It has come to this, in the second year of the second term of Barack Obama. Our present chief executive makes Joe Biden look good — a prospect that once seemed as unlikely as a free Clinton speech. Joe Biden, without a fresh political perspective to his name — but with a head of nicely transplanted hair and a mouthful of nicely capped teeth — might lead the country more intelligently than ...
Wait! That assumes someone is leading it now, which, if it happens to be so, surely looks otherwise.
Anyone who obtained too much power in Saddam Hussein’s Iraq had two choices: join the Ba’ath Party or die. Joseph Kassab, a medical researcher at the University of Baghdad, chose a third option—flee to the United States. Thirty-five years later, he describes his success here as “an American dream story.” But he is a Chaldean Catholic, and he worries for the fate of his people, the Christians of Iraq.
“Do we want our people to leave Iraq? The answer is no,” he told TAS. “Our ancestry in Iraq goes back 2,000 years before Christ.”
The Christian population of Iraq, which has its roots in the ancient Assyrians who embraced Christianity in biblical times, numbered 1.3 million before 2003. Over the next decade, nearly a million Christians fled to neighboring countries. Many who became refugees fled to the West if they could.
Most joined the Chaldean Christian community in Michigan, which began in the 1870s. They had helped build the automobile industry, saving factory wages to bring family members to the land of opportunity. The Detroit community of Chaldeans now numbers 200,000 and has associations for every profession from pharmaceutics to CPAs.

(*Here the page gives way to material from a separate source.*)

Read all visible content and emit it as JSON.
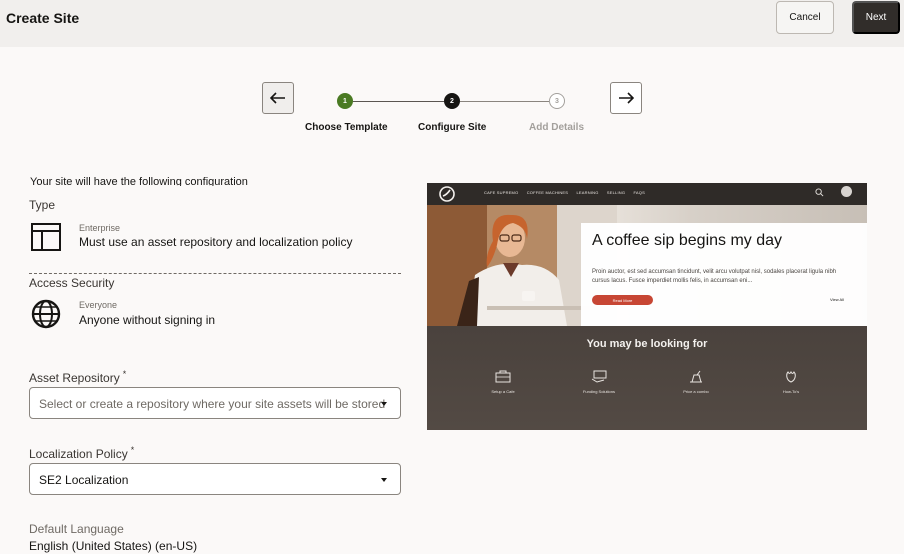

The Netflix documentary Mitt ought to be required viewing for American voters, and particularly the low-information types who cast their ballots for Barack Obama’s 2012 re-election. Mitt chronicles the 2008 and 2012 presidential campaigns of former Massachusetts governor Mitt Romney, and in it one can see the effects a long and grueling presidential campaign can have on a candidate and his family.
One can also see the chasm between who a man really is and what he’s portrayed to be by his political opponents and the media. The Romney in Mitt is a man America would happily choose as its president: successful in business, faithful to God, blessed with family, easygoing with friends, and possessed of the intelligence and skill to serve in a high executive role. He’s funny and down to earth. The Romney clan is straight out of a Norman Rockwell painting.
He’s a man you can root for.
Call it the whitewash of Cesar Chavez. Yes, that Cesar Chavez: the late farm worker unionizer (he died in 1993) honored repeatedly by President Obama. The man the Left loves to name drop for his role in organizing all-those grape and lettuce and melon pickers in the day.
But there is a considerable twist to the story. In fact, Cesar Chavez believed ferociously in the border of the United States — because that border protected his union. So ferociously did he hold this view that the New York Times ran a story detailing an accusation that the union Chavez founded, the United Farm Workers, set up a 100 mile “wet line” to keep “wetbacks” and “illegals” — yes, all of those are Chavez’s words — out of the United States. So let’s go back in the time machine to the period when Chavez was rocketing to fame.
With the 85th MLB All-Star Game set to be played tonight at Target Field in Minneapolis, we have reached the midway point of the 2014 baseball season. Actually, we’re well into the second half of the season as MLB teams have played nearly 100 contests in a schedule of 162 games. In any case, here is my assessment of the 2014 season thus far and how my predictions have fared.
AL East W L PCT GB
Baltimore Orioles 52 42 .553 ___
Toronto Blue Jays 49 47 .510 4.0
New York Yankees 47 47 .505 5.0
Tampa Bay Rays 44 53 .454 9.5
Boston Red Sox 43 52 .453 9.5